What Tactics Do Zombie Debt Collectors Use?
It shouldn’t surprise you that zombie debt collectors are sneaky. Think about it this way: They have one job—to chase down people who owe money. That’s it. And they’ll go to great lengths (and threats) to make sure they get the job done.
The tactics they use aren’t always legal either. Here’s a few of their favorite tricks:
Lie to you. Yeah–they’re not afraid to bend the truth. When it comes to chasing down your money, they’ll lie about anything. Some of their favorites include: telling you that you owe more than you actually do, pretending to be someone they’re not, telling you that you’re going to jail, and more.
Threaten or harass you. Zombie debt collectors may threaten to sue you, harass your friends or relatives, and even threaten you with violence. Even Dave and Sharon Ramsey had to deal with this. Debt collectors called Sharon and tried to make her feel guilty for being married to someone who owes so much money (just imagine how mad Dave was when he heard about that one).
Squeeze information out of you. You do not have to tell them anything—no matter how many times they ask. If someone calls asking for your social security number, current address, or what your best friend’s name is, keep your lips sealed! If you actually owe on a debt, your lender already has this information (well, maybe not your best friend’s name).
Sounds pretty ruthless. But when you know what to expect, you’ll know how to fend them off and when they’ve crossed the line. That’s when it’s time to file a complaint with the Consumer Finance Protection Bureau, the Federal Trade Commission, or your state’s attorney general. But more about that later.
How to Protect Yourself From Zombie Debt Collectors
1. Check your credit report once a year.
It's important to be vigilant about checking your credit report for a few reasons.
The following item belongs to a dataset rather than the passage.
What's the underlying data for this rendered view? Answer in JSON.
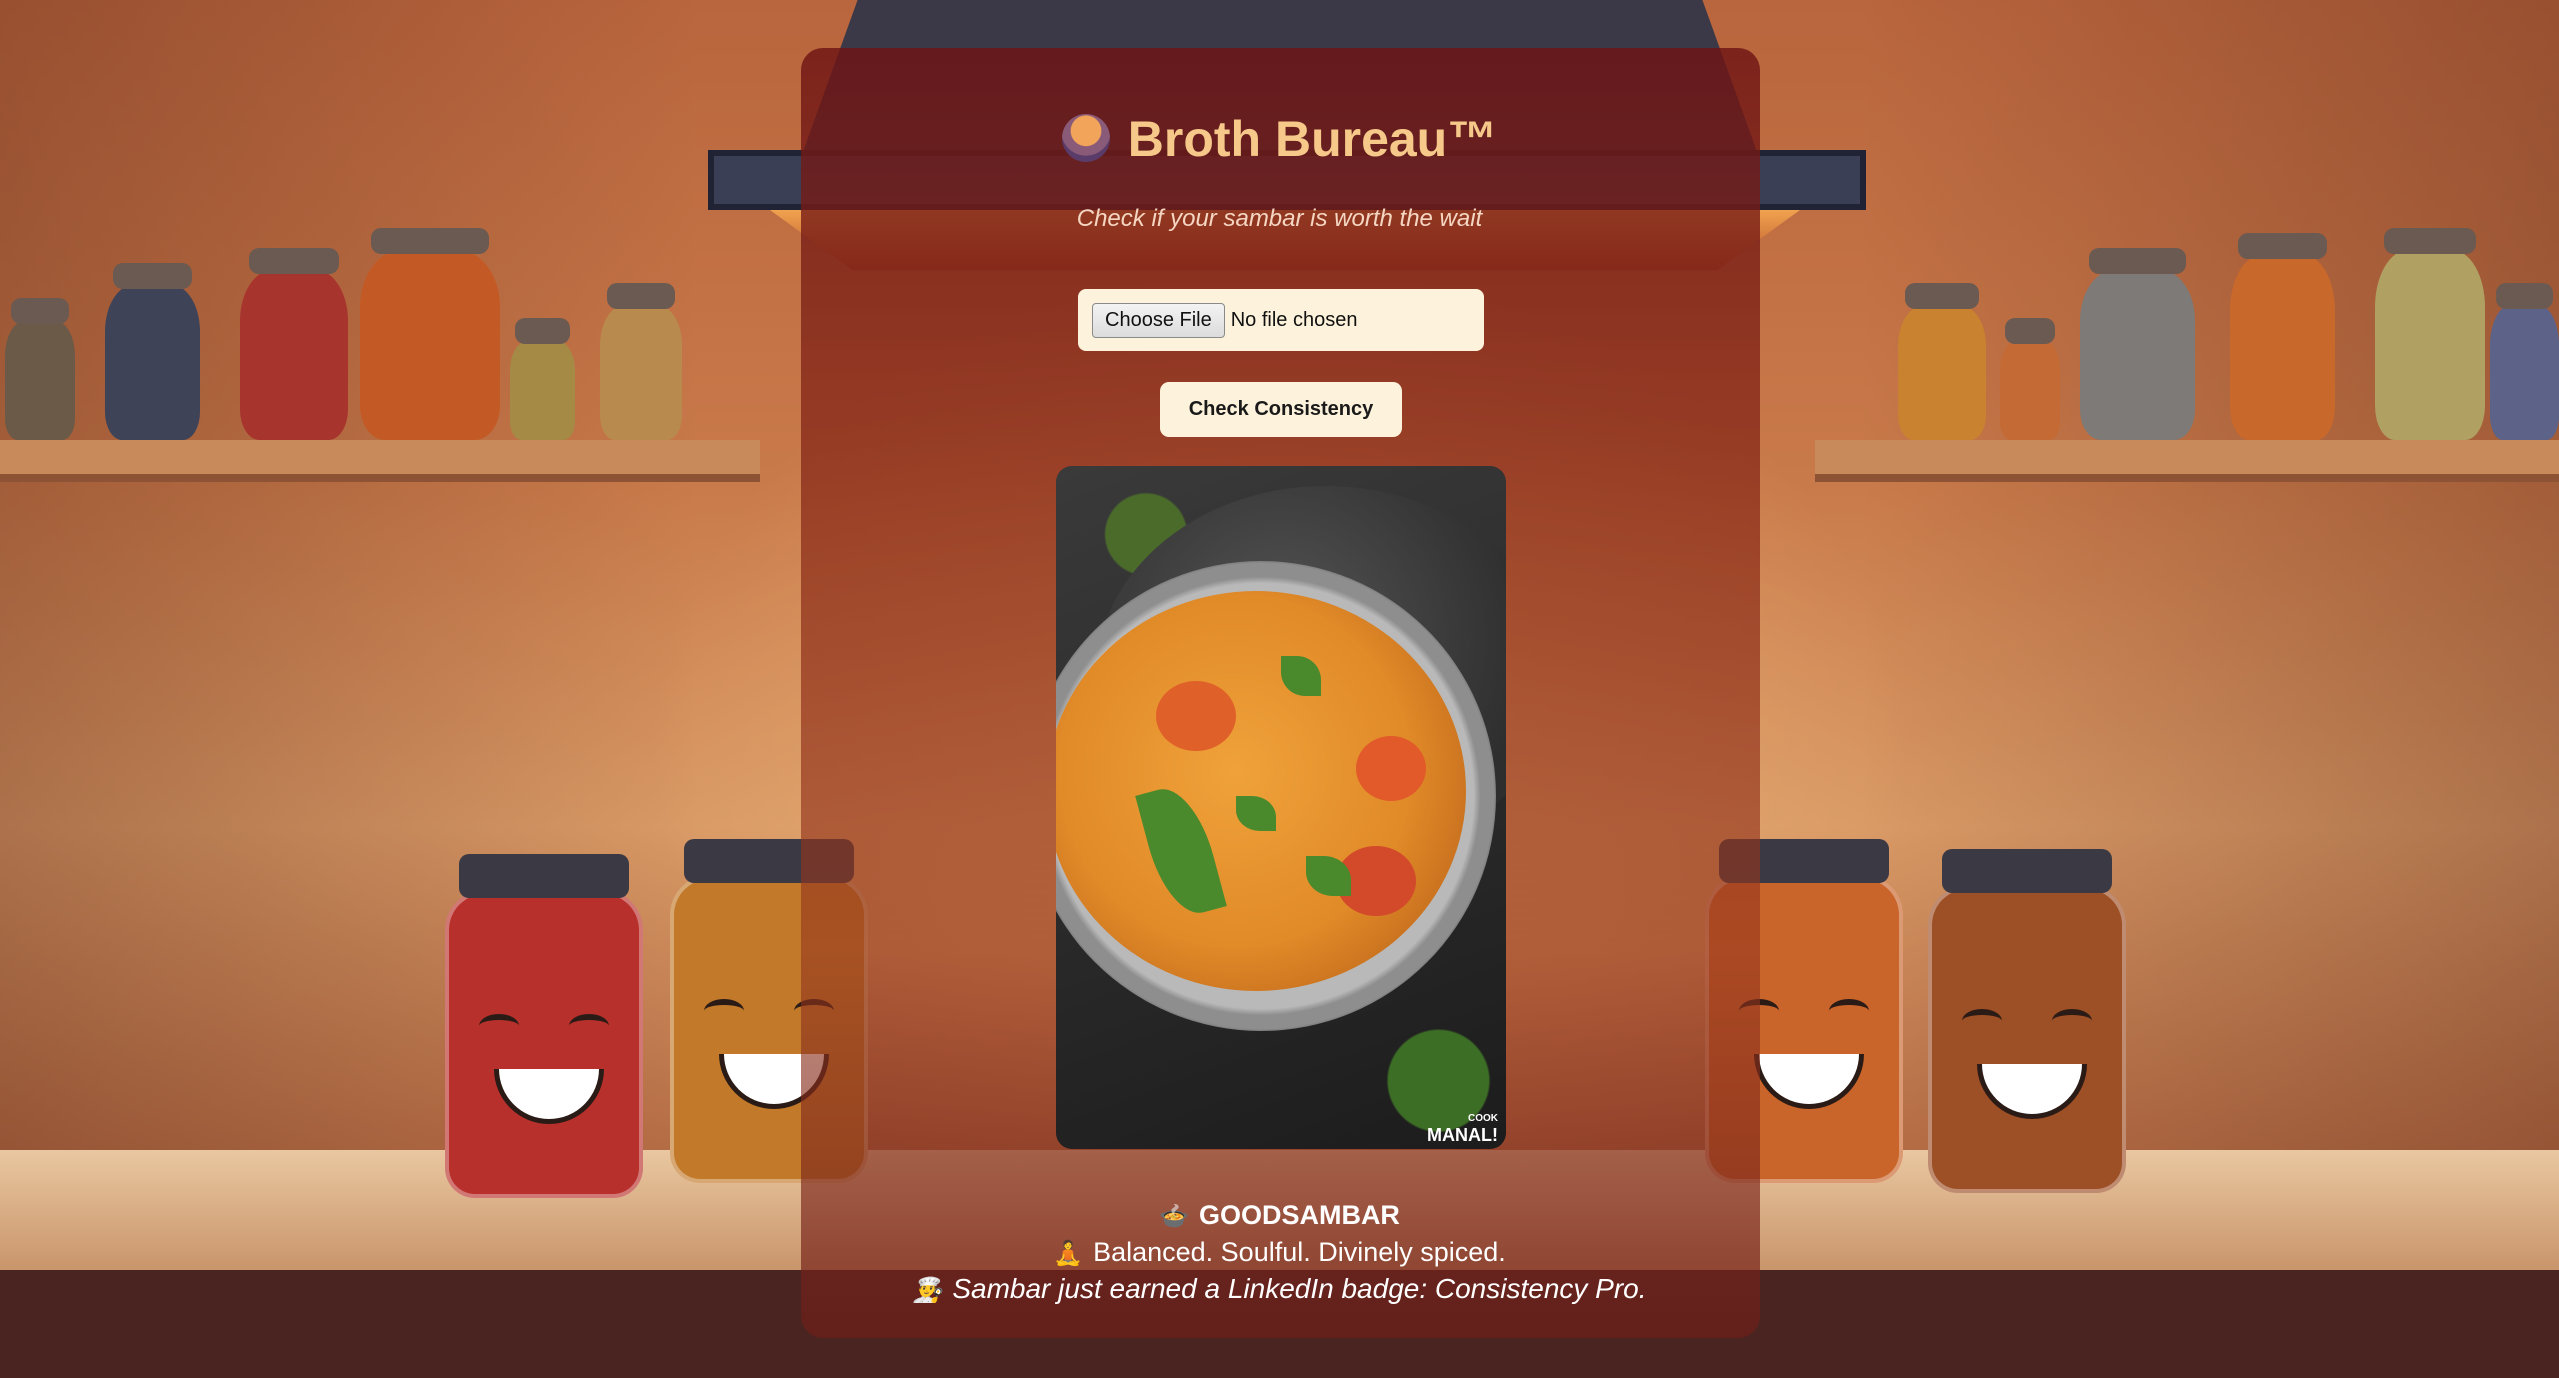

Obviously, you want it to be accurate, but if people are calling you and telling you to pay up, you might be a victim of identity theft. That means some stranger might be running up debt in your name! Make sure to pull your credit report once a year and check it for inaccuracies.
2. Know what you owe.
We can’t stress this enough. Knowing exactly how much debt you owe (and who you owe it to) is the best defense against zombie debt collectors. That way, if they come calling, you’ll know if they’re trying to make you pay for a debt you’ve already settled—or worse, a debt that was never yours. Keep pay-off statements, contracts, and records of payment on file for such a time as this.
3. Don’t share any information.
If a legitimate collector is calling, they should already have your information. If a zombie debt collector is calling, they’ll try to go fishing for more information. Don’t share anything with them, or they will use it against you!
4. Know your rights.
Believe it or not, collectors are supposed to follow the rules when it comes to collecting debt. Still, when it comes to collecting their money, they can get a little . . . intense. The Fair Debt Collection Practices Act protects you from nasty collectors when it comes to communication, harassment or threats, lying, and validation of your debt. If you think they’re stepping outside their bounds, let them know and then file a complaint with the Consumer Finance Protection Bureau.
What to Do If You’re Contacted About Zombie Debt
If you’re being harassed over zombie debt, send the agency a certified letter (return receipt requested) stating that the debt isn't yours and let them know it’s time for them to stop calling you. If they keep at it, you can file a complaint with the Federal Trade Commission (FTC) or your state attorney general’s office.
Think you might be the victim of identity theft? It’s time to freeze your credit reports, close any accounts that were opened in your name, place a fraud alert (shout it from the rooftops), and report it to the FTC.
It’s hard to predict when identity theft might happen to you. The best defense? Be prepared and protect yourself before it happens. Zander Insurance is the only company we recommend for identity theft protection. Choose your plan today!